Finally, it could be argued that the decrease in firearm suicide rates observed in our study might be a randomly found effect of an overall decline in suicide rate and not due to the change in legislation. This is found to be improbable when the decline in post-legislation firearm homicides is also taken into consideration. We could show that, along with a decline in the number of firearm suicides, the number of firearm homicides also decreased after enactment of the new legislation. The firearm homicide rate trend had previously been steady, but it decreased after enactment, whereas the overall suicide rate was in continuous decline both before and after the legal reform. We argue that the effect of changes in firearm laws can be observed in two different measures: firearm suicides and firearm homicides. Restrictive firearm legislation has previously been shown to reduce firearm suicides as well as homicides in cross-sectional (Reference Conner and ZhongConner & Zhong, 2003; Reference Rosengart, Cummings and NathensRosengart et al, 2005) and longitudinal studies (Reference Loftin, McDowall and WiersemaLoftin et al, 1991; Reference Leenaars and LesterLeenaars & Lester, 1994; Reference Leenaars, Moksony and LesterLeenaars et al, 2003; Reference BridgesBridges, 2004).
Implications of the study

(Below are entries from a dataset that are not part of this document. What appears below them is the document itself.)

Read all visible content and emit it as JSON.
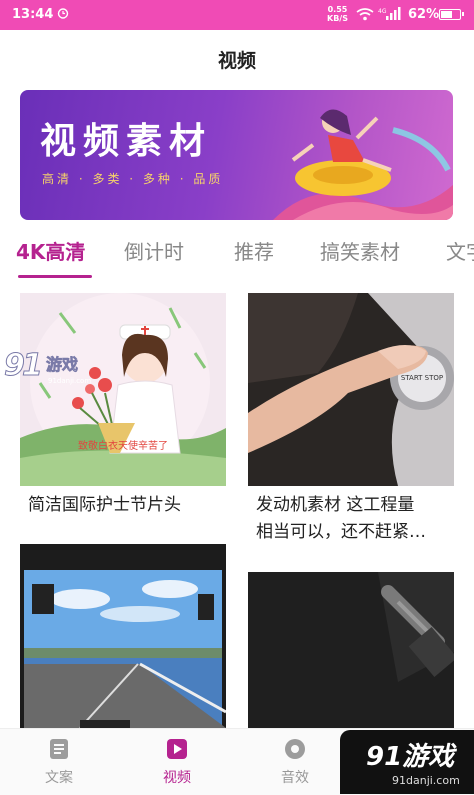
{
  "status_bar": {
    "time": "13:44",
    "net_speed_value": "0.55",
    "net_speed_unit": "KB/S",
    "network_type": "4G",
    "battery": "62%",
    "battery_level": 0.62
  },
  "page": {
    "title": "视频"
  },
  "banner": {
    "title": "视频素材",
    "subtitle": "高清 · 多类 · 多种 · 品质"
  },
  "tabs": [
    {
      "label": "4K高清",
      "active": true
    },
    {
      "label": "倒计时",
      "active": false
    },
    {
      "label": "推荐",
      "active": false
    },
    {
      "label": "搞笑素材",
      "active": false
    },
    {
      "label": "文字",
      "active": false
    }
  ],
  "cards": [
    {
      "title": "简洁国际护士节片头",
      "overlay_text": "致敬白衣天使辛苦了"
    },
    {
      "title_line1": "发动机素材 这工程量",
      "title_line2": "相当可以，还不赶紧…",
      "button_text": "START STOP"
    },
    {
      "title": ""
    },
    {
      "title": ""
    }
  ],
  "bottom_nav": [
    {
      "label": "文案",
      "icon": "document-icon",
      "active": false
    },
    {
      "label": "视频",
      "icon": "play-icon",
      "active": true
    },
    {
      "label": "音效",
      "icon": "music-icon",
      "active": false
    }
  ],
  "watermark": {
    "logo": "91游戏",
    "domain": "91danji.com"
  },
  "colors": {
    "status_bar": "#f04bb5",
    "accent": "#b5228f"
  }
}
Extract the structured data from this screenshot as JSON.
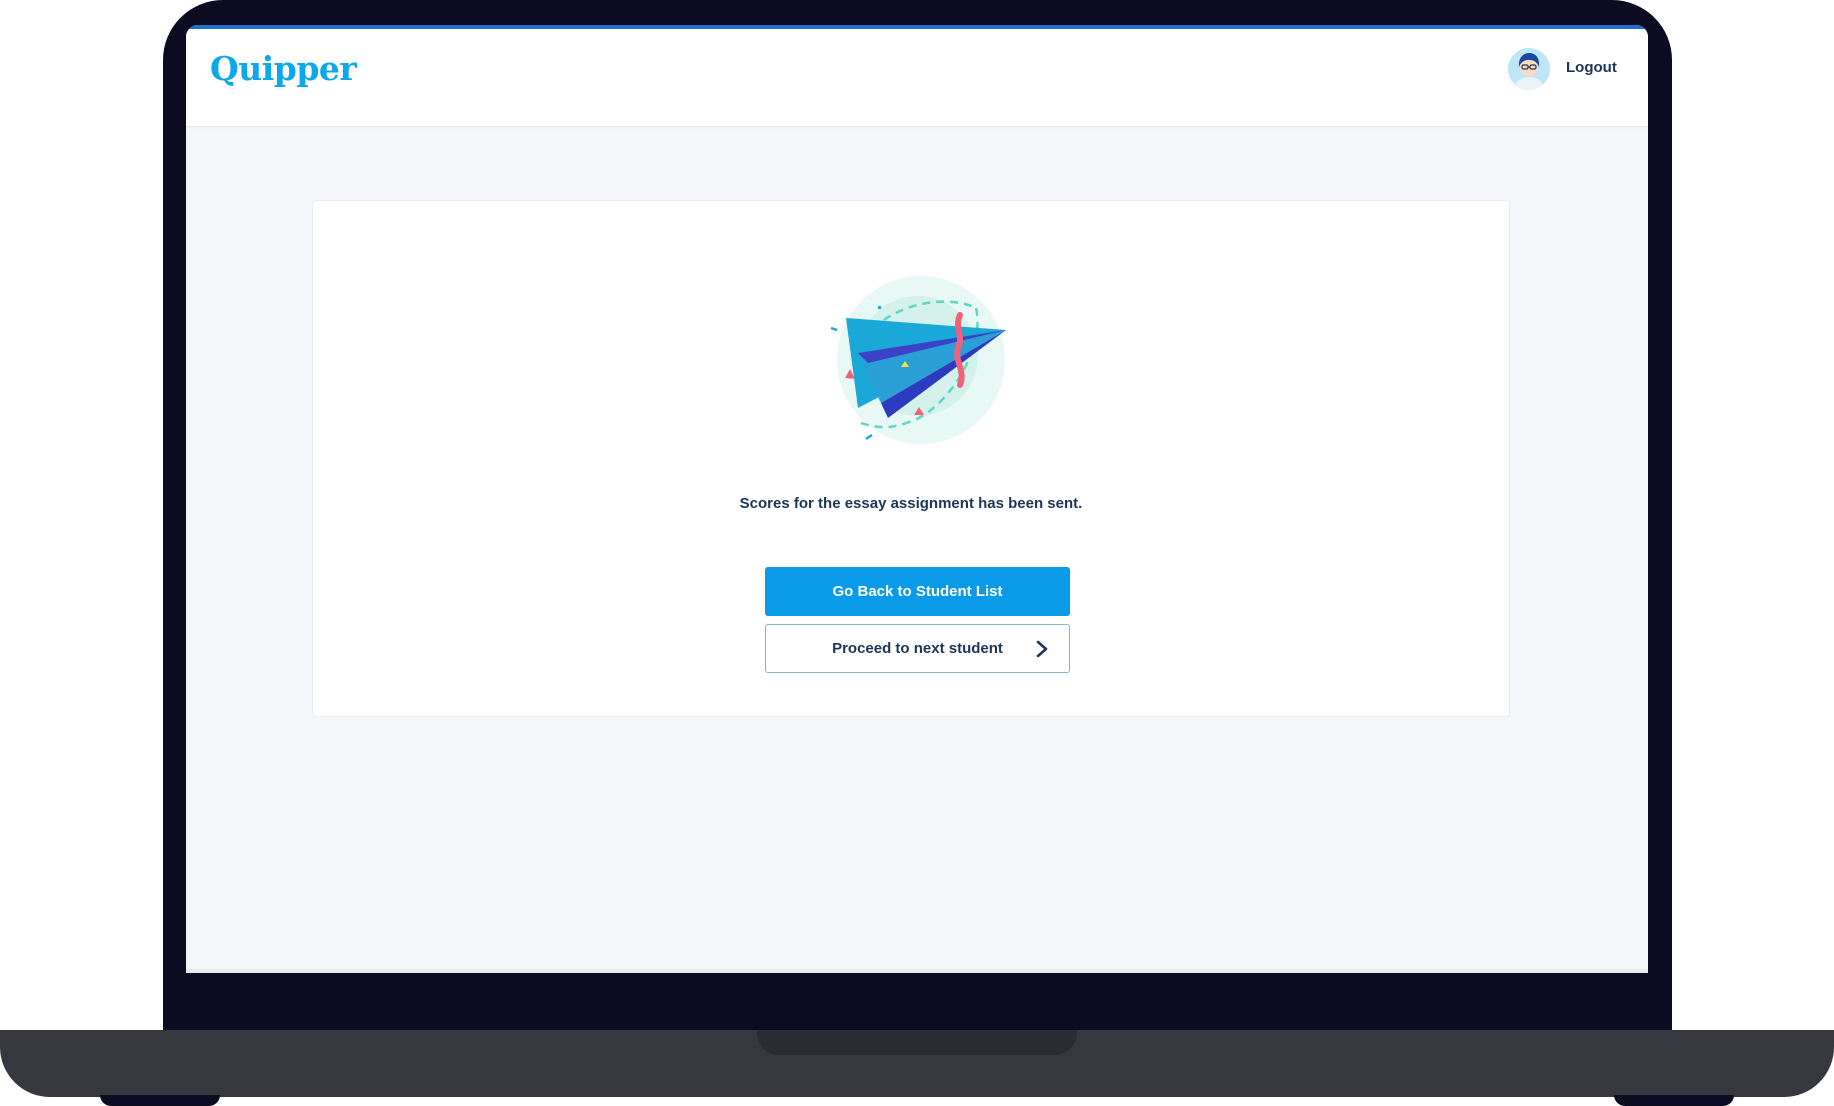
{
  "app": {
    "logo_text": "Quipper"
  },
  "header": {
    "logout_label": "Logout",
    "avatar_icon": "user-avatar-icon"
  },
  "main": {
    "illustration_icon": "paper-plane-icon",
    "message": "Scores for the essay assignment has been sent.",
    "primary_button_label": "Go Back to Student List",
    "secondary_button_label": "Proceed to next student",
    "secondary_button_icon": "chevron-right-icon"
  },
  "colors": {
    "brand": "#0ba8eb",
    "primary_button": "#0a9be8",
    "text_dark": "#1d3557",
    "page_background": "#f5f6f9",
    "device_frame": "#0c0b22"
  }
}
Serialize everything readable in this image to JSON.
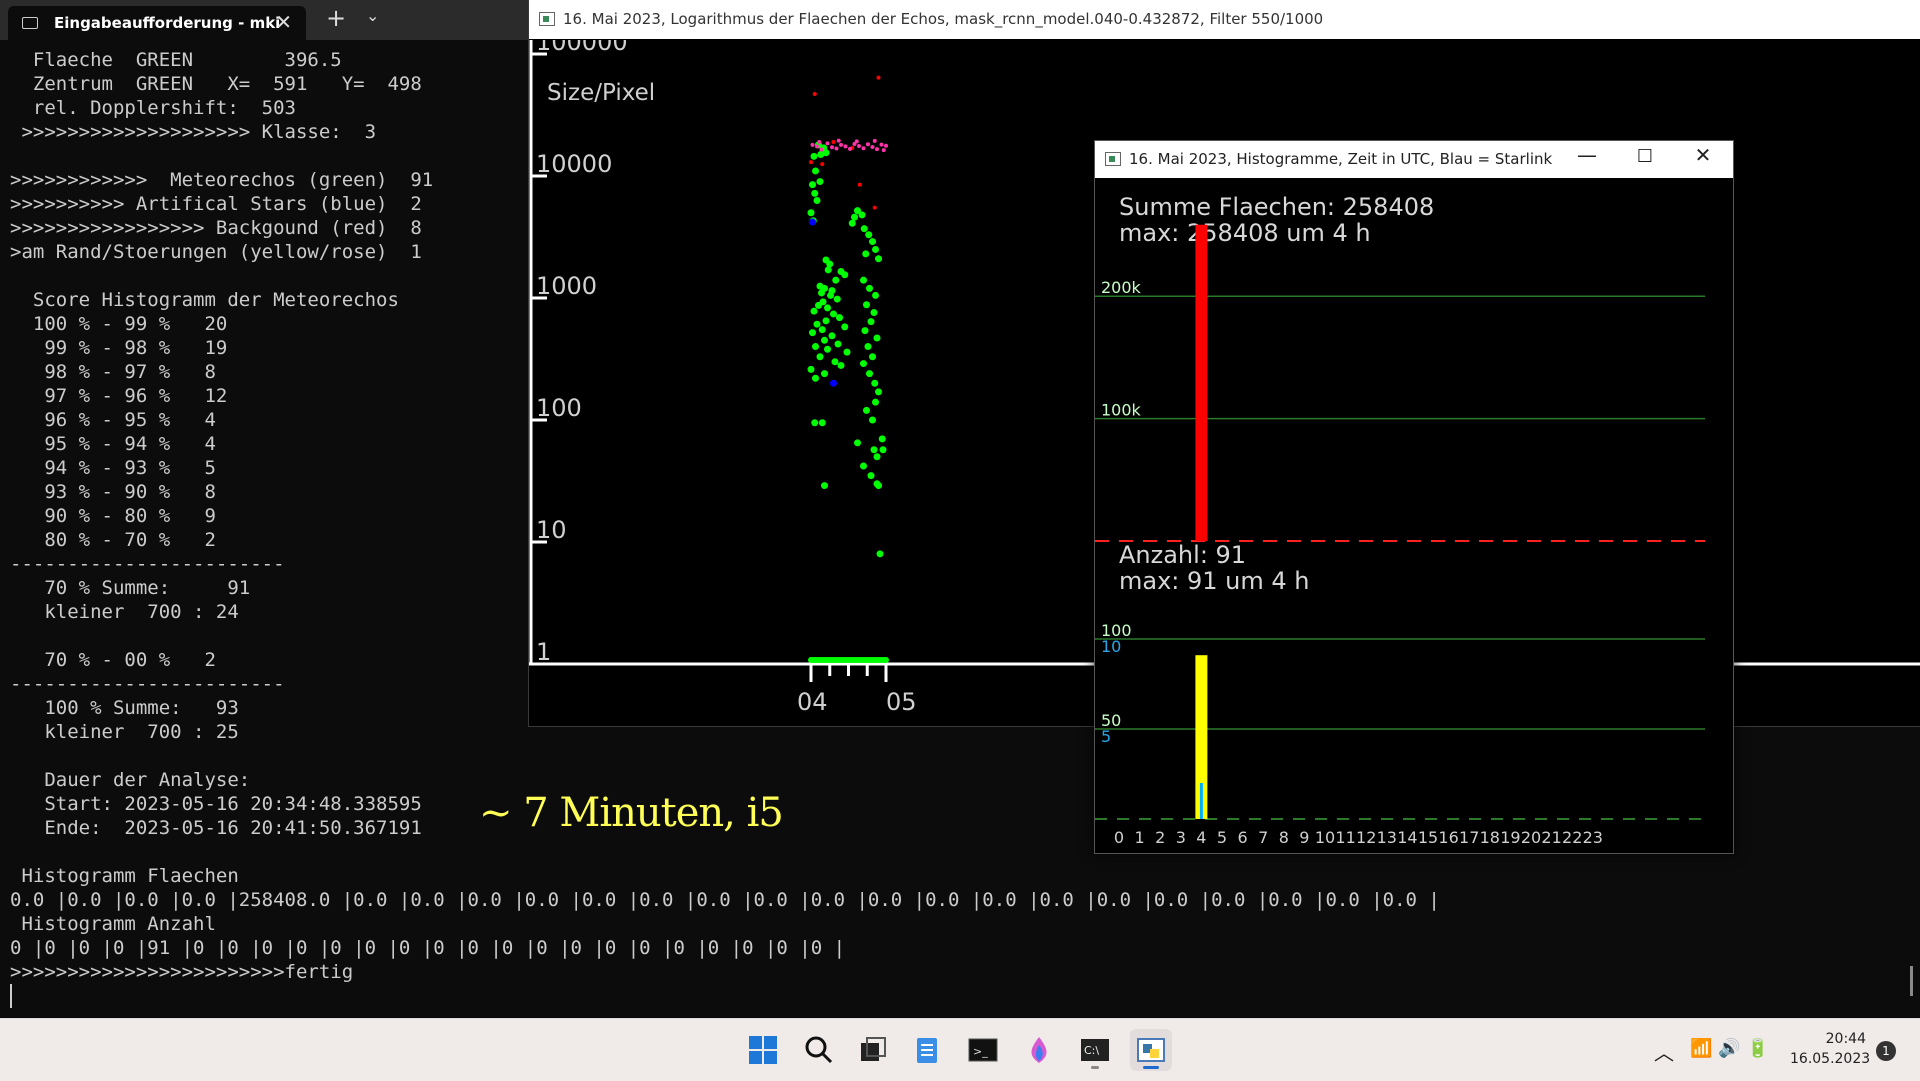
{
  "terminal": {
    "tab_title": "Eingabeaufforderung - mki",
    "tab_close": "✕",
    "new_tab": "+",
    "dropdown": "⌄",
    "lines": [
      "  Flaeche  GREEN        396.5",
      "  Zentrum  GREEN   X=  591   Y=  498",
      "  rel. Dopplershift:  503",
      " >>>>>>>>>>>>>>>>>>>> Klasse:  3",
      "",
      ">>>>>>>>>>>>  Meteorechos (green)  91",
      ">>>>>>>>>> Artifical Stars (blue)  2",
      ">>>>>>>>>>>>>>>>> Backgound (red)  8",
      ">am Rand/Stoerungen (yellow/rose)  1",
      "",
      "  Score Histogramm der Meteorechos",
      "  100 % - 99 %   20",
      "   99 % - 98 %   19",
      "   98 % - 97 %   8",
      "   97 % - 96 %   12",
      "   96 % - 95 %   4",
      "   95 % - 94 %   4",
      "   94 % - 93 %   5",
      "   93 % - 90 %   8",
      "   90 % - 80 %   9",
      "   80 % - 70 %   2",
      "------------------------",
      "   70 % Summe:     91",
      "   kleiner  700 : 24",
      "",
      "   70 % - 00 %   2",
      "------------------------",
      "   100 % Summe:   93",
      "   kleiner  700 : 25",
      "",
      "   Dauer der Analyse:",
      "   Start: 2023-05-16 20:34:48.338595",
      "   Ende:  2023-05-16 20:41:50.367191",
      "",
      " Histogramm Flaechen",
      "0.0 |0.0 |0.0 |0.0 |258408.0 |0.0 |0.0 |0.0 |0.0 |0.0 |0.0 |0.0 |0.0 |0.0 |0.0 |0.0 |0.0 |0.0 |0.0 |0.0 |0.0 |0.0 |0.0 |0.0 |",
      " Histogramm Anzahl",
      "0 |0 |0 |0 |91 |0 |0 |0 |0 |0 |0 |0 |0 |0 |0 |0 |0 |0 |0 |0 |0 |0 |0 |0 |",
      ">>>>>>>>>>>>>>>>>>>>>>>>fertig"
    ]
  },
  "annotation": "~ 7 Minuten, i5",
  "window_log": {
    "title": "16. Mai 2023, Logarithmus der Flaechen der Echos, mask_rcnn_model.040-0.432872, Filter 550/1000",
    "chart_data": {
      "type": "scatter",
      "ylabel": "Size/Pixel",
      "yscale": "log",
      "y_ticks": [
        "1",
        "10",
        "100",
        "1000",
        "10000",
        "100000"
      ],
      "x_ticks": [
        "04",
        "05"
      ],
      "ylim": [
        1,
        100000
      ],
      "colors": {
        "meteor": "#00ff00",
        "star": "#0000ff",
        "background": "#ff0000",
        "disturbance": "#ff33aa"
      },
      "series": [
        {
          "name": "Meteorechos (green)",
          "points": [
            [
              4.1,
              18000
            ],
            [
              4.13,
              15000
            ],
            [
              4.17,
              17000
            ],
            [
              4.2,
              15500
            ],
            [
              4.04,
              14500
            ],
            [
              4.06,
              11000
            ],
            [
              4.12,
              9000
            ],
            [
              4.02,
              8500
            ],
            [
              4.05,
              7200
            ],
            [
              4.08,
              6300
            ],
            [
              4.0,
              5000
            ],
            [
              4.03,
              4300
            ],
            [
              4.58,
              4600
            ],
            [
              4.62,
              5200
            ],
            [
              4.68,
              4800
            ],
            [
              4.55,
              4100
            ],
            [
              4.71,
              3700
            ],
            [
              4.77,
              3300
            ],
            [
              4.82,
              2900
            ],
            [
              4.86,
              2500
            ],
            [
              4.73,
              2300
            ],
            [
              4.9,
              2100
            ],
            [
              4.2,
              2050
            ],
            [
              4.25,
              1900
            ],
            [
              4.23,
              1700
            ],
            [
              4.4,
              1650
            ],
            [
              4.45,
              1550
            ],
            [
              4.33,
              1400
            ],
            [
              4.12,
              1250
            ],
            [
              4.18,
              1200
            ],
            [
              4.28,
              1150
            ],
            [
              4.14,
              1100
            ],
            [
              4.26,
              1050
            ],
            [
              4.35,
              980
            ],
            [
              4.16,
              930
            ],
            [
              4.1,
              870
            ],
            [
              4.22,
              830
            ],
            [
              4.04,
              780
            ],
            [
              4.3,
              740
            ],
            [
              4.38,
              690
            ],
            [
              4.2,
              650
            ],
            [
              4.08,
              610
            ],
            [
              4.45,
              580
            ],
            [
              4.15,
              550
            ],
            [
              4.02,
              520
            ],
            [
              4.28,
              490
            ],
            [
              4.18,
              450
            ],
            [
              4.36,
              420
            ],
            [
              4.06,
              400
            ],
            [
              4.22,
              380
            ],
            [
              4.48,
              360
            ],
            [
              4.12,
              330
            ],
            [
              4.32,
              300
            ],
            [
              4.4,
              280
            ],
            [
              4.0,
              260
            ],
            [
              4.18,
              240
            ],
            [
              4.06,
              220
            ],
            [
              4.7,
              1400
            ],
            [
              4.78,
              1200
            ],
            [
              4.86,
              1050
            ],
            [
              4.74,
              880
            ],
            [
              4.84,
              760
            ],
            [
              4.8,
              640
            ],
            [
              4.72,
              540
            ],
            [
              4.88,
              470
            ],
            [
              4.76,
              400
            ],
            [
              4.82,
              330
            ],
            [
              4.7,
              290
            ],
            [
              4.78,
              240
            ],
            [
              4.85,
              200
            ],
            [
              4.9,
              170
            ],
            [
              4.86,
              140
            ],
            [
              4.74,
              120
            ],
            [
              4.82,
              100
            ],
            [
              4.95,
              70
            ],
            [
              4.62,
              65
            ],
            [
              4.88,
              50
            ],
            [
              4.7,
              42
            ],
            [
              4.8,
              35
            ],
            [
              4.05,
              95
            ],
            [
              4.15,
              95
            ],
            [
              4.84,
              57
            ],
            [
              4.96,
              57
            ],
            [
              4.88,
              30
            ],
            [
              4.9,
              29
            ],
            [
              4.18,
              29
            ],
            [
              4.92,
              8
            ]
          ]
        },
        {
          "name": "Artifical Stars (blue)",
          "points": [
            [
              4.02,
              4200
            ],
            [
              4.3,
              200
            ]
          ]
        },
        {
          "name": "Backgound (red)",
          "points": [
            [
              4.05,
              47000
            ],
            [
              4.9,
              64000
            ],
            [
              4.15,
              12500
            ],
            [
              4.65,
              8500
            ],
            [
              4.85,
              5500
            ],
            [
              4.3,
              19000
            ],
            [
              4.55,
              17000
            ],
            [
              4.0,
              13000
            ]
          ]
        },
        {
          "name": "am Rand/Stoerungen (yellow/rose)",
          "points": [
            [
              4.02,
              18000
            ],
            [
              4.08,
              17500
            ],
            [
              4.14,
              16500
            ],
            [
              4.22,
              18500
            ],
            [
              4.28,
              17200
            ],
            [
              4.34,
              16800
            ],
            [
              4.4,
              18000
            ],
            [
              4.46,
              17500
            ],
            [
              4.52,
              16700
            ],
            [
              4.58,
              18300
            ],
            [
              4.64,
              17600
            ],
            [
              4.7,
              16900
            ],
            [
              4.76,
              18200
            ],
            [
              4.82,
              17300
            ],
            [
              4.88,
              16600
            ],
            [
              4.94,
              18100
            ],
            [
              5.0,
              17700
            ],
            [
              4.11,
              19000
            ],
            [
              4.37,
              19500
            ],
            [
              4.61,
              19200
            ],
            [
              4.85,
              19400
            ],
            [
              4.97,
              16300
            ]
          ]
        }
      ]
    }
  },
  "window_hist": {
    "title": "16. Mai 2023, Histogramme, Zeit in UTC, Blau = Starlink",
    "minimize": "—",
    "maximize": "☐",
    "close": "✕",
    "chart_data": [
      {
        "type": "bar",
        "title": "Summe Flaechen: 258408",
        "subtitle": "max: 258408 um 4 h",
        "categories": [
          "0",
          "1",
          "2",
          "3",
          "4",
          "5",
          "6",
          "7",
          "8",
          "9",
          "10",
          "11",
          "12",
          "13",
          "14",
          "15",
          "16",
          "17",
          "18",
          "19",
          "20",
          "21",
          "22",
          "23"
        ],
        "values": [
          0,
          0,
          0,
          0,
          258408,
          0,
          0,
          0,
          0,
          0,
          0,
          0,
          0,
          0,
          0,
          0,
          0,
          0,
          0,
          0,
          0,
          0,
          0,
          0
        ],
        "y_ticks": [
          "100k",
          "200k"
        ],
        "ylim": [
          0,
          250000
        ],
        "color": "#ff0000",
        "grid_color": "#2a7a2a"
      },
      {
        "type": "bar",
        "title": "Anzahl: 91",
        "subtitle": "max: 91 um 4 h",
        "categories": [
          "0",
          "1",
          "2",
          "3",
          "4",
          "5",
          "6",
          "7",
          "8",
          "9",
          "10",
          "11",
          "12",
          "13",
          "14",
          "15",
          "16",
          "17",
          "18",
          "19",
          "20",
          "21",
          "22",
          "23"
        ],
        "series": [
          {
            "name": "Anzahl",
            "values": [
              0,
              0,
              0,
              0,
              91,
              0,
              0,
              0,
              0,
              0,
              0,
              0,
              0,
              0,
              0,
              0,
              0,
              0,
              0,
              0,
              0,
              0,
              0,
              0
            ],
            "color": "#ffff00"
          },
          {
            "name": "Starlink",
            "values": [
              0,
              0,
              0,
              0,
              2,
              0,
              0,
              0,
              0,
              0,
              0,
              0,
              0,
              0,
              0,
              0,
              0,
              0,
              0,
              0,
              0,
              0,
              0,
              0
            ],
            "color": "#00b0ff"
          }
        ],
        "y_ticks": [
          "50",
          "100"
        ],
        "y_ticks_secondary": [
          "5",
          "10"
        ],
        "ylim": [
          0,
          100
        ],
        "ylim_secondary": [
          0,
          10
        ],
        "grid_color": "#2a7a2a"
      }
    ]
  },
  "taskbar": {
    "apps": [
      "start-icon",
      "search-icon",
      "task-view-icon",
      "notepad-icon",
      "terminal-icon",
      "paint-icon",
      "console-icon",
      "python-icon"
    ],
    "tray_chevron": "︿",
    "tray_icons": "📶🔊🔋",
    "time": "20:44",
    "date": "16.05.2023",
    "badge": "1"
  }
}
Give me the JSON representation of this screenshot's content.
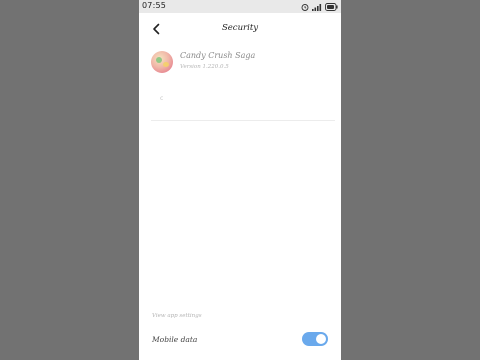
{
  "status_bar": {
    "time": "07:55",
    "icons": [
      "alarm-icon",
      "signal-icon",
      "battery-icon"
    ]
  },
  "header": {
    "title": "Security",
    "back_icon": "chevron-left-icon"
  },
  "app": {
    "name": "Candy Crush Saga",
    "version": "Version 1.220.0.5",
    "icon": "candy-crush-app-icon"
  },
  "small_mark": "c",
  "section": {
    "label": "View app settings"
  },
  "mobile_data": {
    "label": "Mobile data",
    "enabled": true
  },
  "colors": {
    "toggle_on": "#6aa9ec",
    "backdrop": "#727272"
  }
}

Suicide prevention plans encounter resistance when they demand more stringent firearm laws, because national firearm restrictions inevitably affect many people, including those who are not at risk of suicide. Yet it should also be remembered that those who are at risk will be more effectively protected by such laws. Some researchers state that suicide prevention strategies are based on two different approaches, which should be balanced – namely, the restriction of the means of suicide and the prevention of mental disorders (Reference Gunnell and LewisGunnell & Lewis, 2005). They rightly point to the fact that restriction of means does not address the root cause of the problem. However, until the effective prevention of mental disorders realistically becomes our long-term aim, we should recall that the restriction of means very probably does prevent suicide in the short term, thereby increasing the likelihood of people who are suicidal receiving professional help in time. Despite its limitations, this study provides evidence from a European country that firearm suicides and homicides may indeed be prevented through legal restriction of the availability of firearms. Therefore, we recommend that further steps be taken in Austria and in other countries to reduce the availability of firearms.